## The task
Copy the entries below in full, keeping them exactly as they are.

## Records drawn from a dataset
****************
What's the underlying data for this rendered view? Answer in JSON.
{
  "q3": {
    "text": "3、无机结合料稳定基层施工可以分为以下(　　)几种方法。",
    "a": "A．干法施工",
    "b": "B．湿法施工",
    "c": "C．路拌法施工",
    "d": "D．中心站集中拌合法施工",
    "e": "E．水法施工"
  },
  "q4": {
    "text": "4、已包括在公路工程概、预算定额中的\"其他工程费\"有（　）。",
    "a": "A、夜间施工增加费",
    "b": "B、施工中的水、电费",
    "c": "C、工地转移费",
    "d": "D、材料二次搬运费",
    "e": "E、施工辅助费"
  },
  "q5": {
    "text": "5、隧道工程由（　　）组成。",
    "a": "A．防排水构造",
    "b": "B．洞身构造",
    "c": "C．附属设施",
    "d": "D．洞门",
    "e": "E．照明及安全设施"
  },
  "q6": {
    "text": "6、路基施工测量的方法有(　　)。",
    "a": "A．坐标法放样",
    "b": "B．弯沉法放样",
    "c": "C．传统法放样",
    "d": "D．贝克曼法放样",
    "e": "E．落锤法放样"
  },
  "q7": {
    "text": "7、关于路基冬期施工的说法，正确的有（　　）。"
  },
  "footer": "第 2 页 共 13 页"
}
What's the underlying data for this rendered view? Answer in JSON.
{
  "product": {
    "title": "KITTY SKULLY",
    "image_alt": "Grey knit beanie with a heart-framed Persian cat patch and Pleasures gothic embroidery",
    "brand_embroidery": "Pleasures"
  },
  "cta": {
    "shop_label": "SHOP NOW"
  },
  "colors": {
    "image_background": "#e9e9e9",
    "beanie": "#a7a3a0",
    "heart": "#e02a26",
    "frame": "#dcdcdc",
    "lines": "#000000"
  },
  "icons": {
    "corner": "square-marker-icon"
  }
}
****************
## Output
What's the underlying data for this rendered view? Answer in JSON.
{
  "q3": {
    "text": "3、无机结合料稳定基层施工可以分为以下(　　)几种方法。",
    "a": "A．干法施工",
    "b": "B．湿法施工",
    "c": "C．路拌法施工",
    "d": "D．中心站集中拌合法施工",
    "e": "E．水法施工"
  },
  "q4": {
    "text": "4、已包括在公路工程概、预算定额中的\"其他工程费\"有（　）。",
    "a": "A、夜间施工增加费",
    "b": "B、施工中的水、电费",
    "c": "C、工地转移费",
    "d": "D、材料二次搬运费",
    "e": "E、施工辅助费"
  },
  "q5": {
    "text": "5、隧道工程由（　　）组成。",
    "a": "A．防排水构造",
    "b": "B．洞身构造",
    "c": "C．附属设施",
    "d": "D．洞门",
    "e": "E．照明及安全设施"
  },
  "q6": {
    "text": "6、路基施工测量的方法有(　　)。",
    "a": "A．坐标法放样",
    "b": "B．弯沉法放样",
    "c": "C．传统法放样",
    "d": "D．贝克曼法放样",
    "e": "E．落锤法放样"
  },
  "q7": {
    "text": "7、关于路基冬期施工的说法，正确的有（　　）。"
  },
  "footer": "第 2 页 共 13 页"
}
What's the underlying data for this rendered view? Answer in JSON.
{
  "product": {
    "title": "KITTY SKULLY",
    "image_alt": "Grey knit beanie with a heart-framed Persian cat patch and Pleasures gothic embroidery",
    "brand_embroidery": "Pleasures"
  },
  "cta": {
    "shop_label": "SHOP NOW"
  },
  "colors": {
    "image_background": "#e9e9e9",
    "beanie": "#a7a3a0",
    "heart": "#e02a26",
    "frame": "#dcdcdc",
    "lines": "#000000"
  },
  "icons": {
    "corner": "square-marker-icon"
  }
}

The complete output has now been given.